### Input data
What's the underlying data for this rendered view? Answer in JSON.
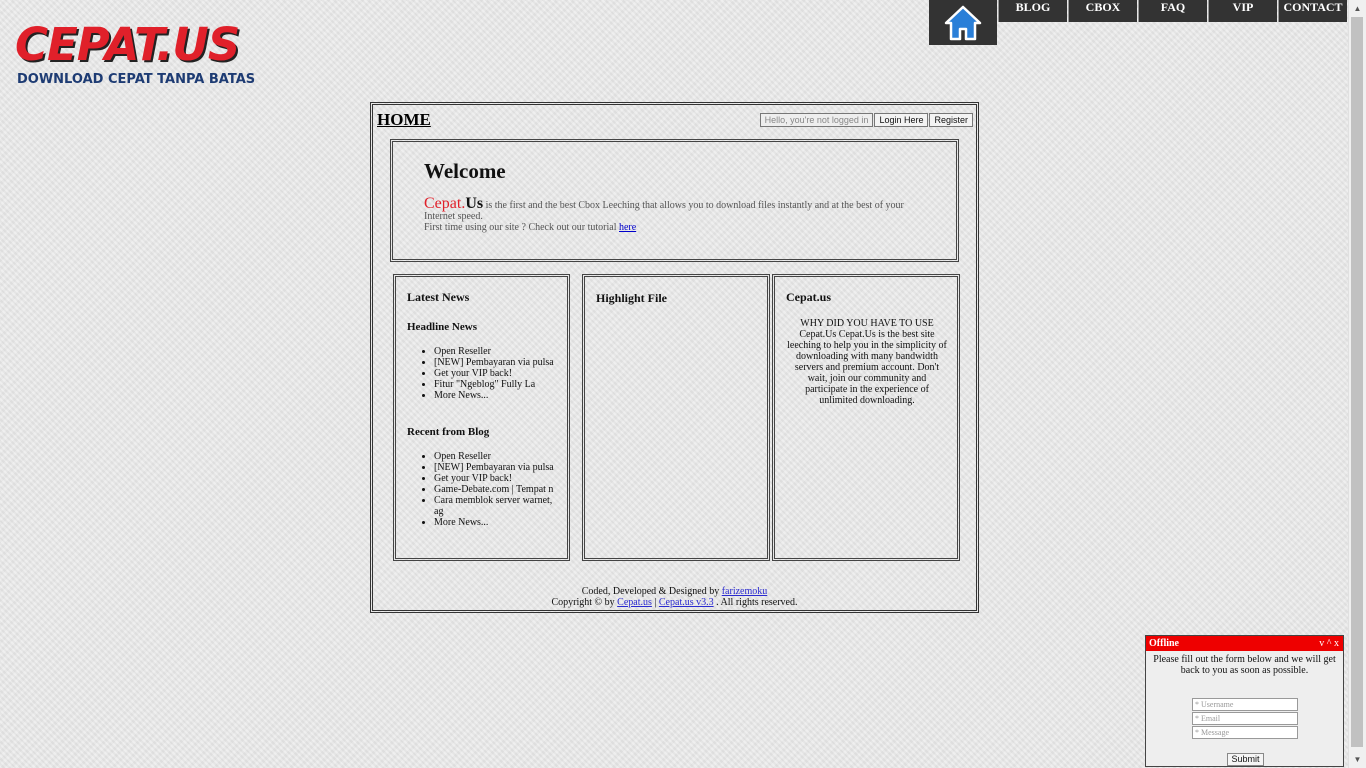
{
  "logo": {
    "main": "CEPAT.US",
    "sub": "DOWNLOAD CEPAT TANPA BATAS"
  },
  "nav": {
    "items": [
      "BLOG",
      "CBOX",
      "FAQ",
      "VIP",
      "CONTACT"
    ]
  },
  "header": {
    "title": "HOME",
    "status": "Hello, you're not logged in",
    "login": "Login Here",
    "register": "Register"
  },
  "welcome": {
    "title": "Welcome",
    "brand1": "Cepat.",
    "brand2": "Us",
    "body": " is the first and the best Cbox Leeching that allows you to download files instantly and at the best of your Internet speed.",
    "tutorial_text": "First time using our site ? Check out our tutorial ",
    "tutorial_link": "here"
  },
  "latest_news": {
    "title": "Latest News",
    "headline_title": "Headline News",
    "headline_items": [
      "Open Reseller",
      "[NEW] Pembayaran via pulsa",
      "Get your VIP back!",
      "Fitur \"Ngeblog\" Fully La",
      "More News..."
    ],
    "blog_title": "Recent from Blog",
    "blog_items": [
      "Open Reseller",
      "[NEW] Pembayaran via pulsa",
      "Get your VIP back!",
      "Game-Debate.com | Tempat n",
      "Cara memblok server warnet, ag",
      "More News..."
    ]
  },
  "highlight": {
    "title": "Highlight File"
  },
  "cepat": {
    "title": "Cepat.us",
    "description": "WHY DID YOU HAVE TO USE Cepat.Us Cepat.Us is the best site leeching to help you in the simplicity of downloading with many bandwidth servers and premium account. Don't wait, join our community and participate in the experience of unlimited downloading."
  },
  "footer": {
    "line1_prefix": "Coded, Developed & Designed by ",
    "author": "farizemoku",
    "line2_prefix": "Copyright © by ",
    "site_link": "Cepat.us",
    "separator": " | ",
    "version_link": "Cepat.us v3.3",
    "line2_suffix": " . All rights reserved."
  },
  "chat": {
    "status": "Offline",
    "controls": "v ^ x",
    "message": "Please fill out the form below and we will get back to you as soon as possible.",
    "username_placeholder": "* Username",
    "email_placeholder": "* Email",
    "message_placeholder": "* Message",
    "submit": "Submit"
  },
  "colors": {
    "brand_red": "#e0202a",
    "nav_bg": "#333333",
    "link_blue": "#2a2ad0"
  }
}
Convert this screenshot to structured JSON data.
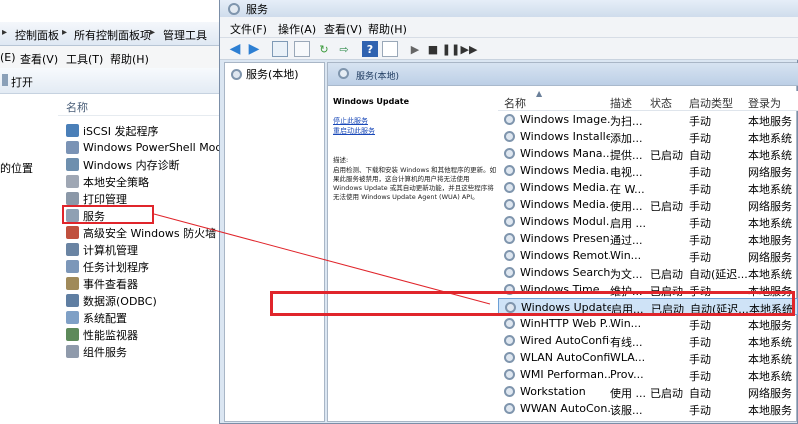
{
  "background_window": {
    "address_bar": {
      "crumbs": [
        "控制面板",
        "所有控制面板项",
        "管理工具"
      ],
      "separator": "▸"
    },
    "menu": [
      "查看(V)",
      "工具(T)",
      "帮助(H)"
    ],
    "menu_partial_left": "(E)",
    "command": {
      "open_label": "打开"
    },
    "nav_partial": "的位置",
    "list": {
      "column_name": "名称",
      "items": [
        {
          "label": "iSCSI 发起程序",
          "icon": "iscsi-icon"
        },
        {
          "label": "Windows PowerShell Modules",
          "icon": "powershell-icon"
        },
        {
          "label": "Windows 内存诊断",
          "icon": "memory-diagnostic-icon"
        },
        {
          "label": "本地安全策略",
          "icon": "security-policy-icon"
        },
        {
          "label": "打印管理",
          "icon": "printer-icon"
        },
        {
          "label": "服务",
          "icon": "services-icon"
        },
        {
          "label": "高级安全 Windows 防火墙",
          "icon": "firewall-icon"
        },
        {
          "label": "计算机管理",
          "icon": "computer-management-icon"
        },
        {
          "label": "任务计划程序",
          "icon": "task-scheduler-icon"
        },
        {
          "label": "事件查看器",
          "icon": "event-viewer-icon"
        },
        {
          "label": "数据源(ODBC)",
          "icon": "odbc-icon"
        },
        {
          "label": "系统配置",
          "icon": "system-config-icon"
        },
        {
          "label": "性能监视器",
          "icon": "performance-monitor-icon"
        },
        {
          "label": "组件服务",
          "icon": "component-services-icon"
        }
      ]
    }
  },
  "services_window": {
    "title": "服务",
    "menu": [
      "文件(F)",
      "操作(A)",
      "查看(V)",
      "帮助(H)"
    ],
    "tree_item": "服务(本地)",
    "content_header": "服务(本地)",
    "detail": {
      "service_name": "Windows Update",
      "stop_link": "停止此服务",
      "restart_link": "重启动此服务",
      "description_label": "描述:",
      "description_lines": [
        "启用检测、下载和安装 Windows 和其他程序的更新。如",
        "果此服务被禁用，这台计算机的用户将无法使用",
        "Windows Update 或其自动更新功能，并且这些程序将",
        "无法使用 Windows Update Agent (WUA) API。"
      ]
    },
    "columns": [
      "名称",
      "描述",
      "状态",
      "启动类型",
      "登录为"
    ],
    "rows": [
      {
        "name": "Windows Image...",
        "desc": "为扫...",
        "status": "",
        "startup": "手动",
        "logon": "本地服务"
      },
      {
        "name": "Windows Installer",
        "desc": "添加...",
        "status": "",
        "startup": "手动",
        "logon": "本地系统"
      },
      {
        "name": "Windows Mana...",
        "desc": "提供...",
        "status": "已启动",
        "startup": "自动",
        "logon": "本地系统"
      },
      {
        "name": "Windows Media...",
        "desc": "电视...",
        "status": "",
        "startup": "手动",
        "logon": "网络服务"
      },
      {
        "name": "Windows Media...",
        "desc": "在 W...",
        "status": "",
        "startup": "手动",
        "logon": "本地系统"
      },
      {
        "name": "Windows Media...",
        "desc": "使用...",
        "status": "已启动",
        "startup": "手动",
        "logon": "网络服务"
      },
      {
        "name": "Windows Modul...",
        "desc": "启用 ...",
        "status": "",
        "startup": "手动",
        "logon": "本地系统"
      },
      {
        "name": "Windows Presen...",
        "desc": "通过...",
        "status": "",
        "startup": "手动",
        "logon": "本地服务"
      },
      {
        "name": "Windows Remot...",
        "desc": "Win...",
        "status": "",
        "startup": "手动",
        "logon": "网络服务"
      },
      {
        "name": "Windows Search",
        "desc": "为文...",
        "status": "已启动",
        "startup": "自动(延迟...",
        "logon": "本地系统"
      },
      {
        "name": "Windows Time",
        "desc": "维护...",
        "status": "已启动",
        "startup": "手动",
        "logon": "本地服务"
      },
      {
        "name": "Windows Update",
        "desc": "启用...",
        "status": "已启动",
        "startup": "自动(延迟...",
        "logon": "本地系统",
        "selected": true
      },
      {
        "name": "WinHTTP Web P...",
        "desc": "Win...",
        "status": "",
        "startup": "手动",
        "logon": "本地服务"
      },
      {
        "name": "Wired AutoConfig",
        "desc": "有线...",
        "status": "",
        "startup": "手动",
        "logon": "本地系统"
      },
      {
        "name": "WLAN AutoConfig",
        "desc": "WLA...",
        "status": "",
        "startup": "手动",
        "logon": "本地系统"
      },
      {
        "name": "WMI Performan...",
        "desc": "Prov...",
        "status": "",
        "startup": "手动",
        "logon": "本地系统"
      },
      {
        "name": "Workstation",
        "desc": "使用 ...",
        "status": "已启动",
        "startup": "自动",
        "logon": "网络服务"
      },
      {
        "name": "WWAN AutoCon...",
        "desc": "该服...",
        "status": "",
        "startup": "手动",
        "logon": "本地服务"
      }
    ]
  },
  "colors": {
    "highlight_red": "#e0252b",
    "selection_fill": "#cfe3f7",
    "link_blue": "#1a49b8"
  }
}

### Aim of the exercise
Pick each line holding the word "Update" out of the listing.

### Solution for this task
      "service_name": "Windows Update",
        "Windows Update 或其自动更新功能，并且这些程序将",
        "无法使用 Windows Update Agent (WUA) API。"
        "name": "Windows Update",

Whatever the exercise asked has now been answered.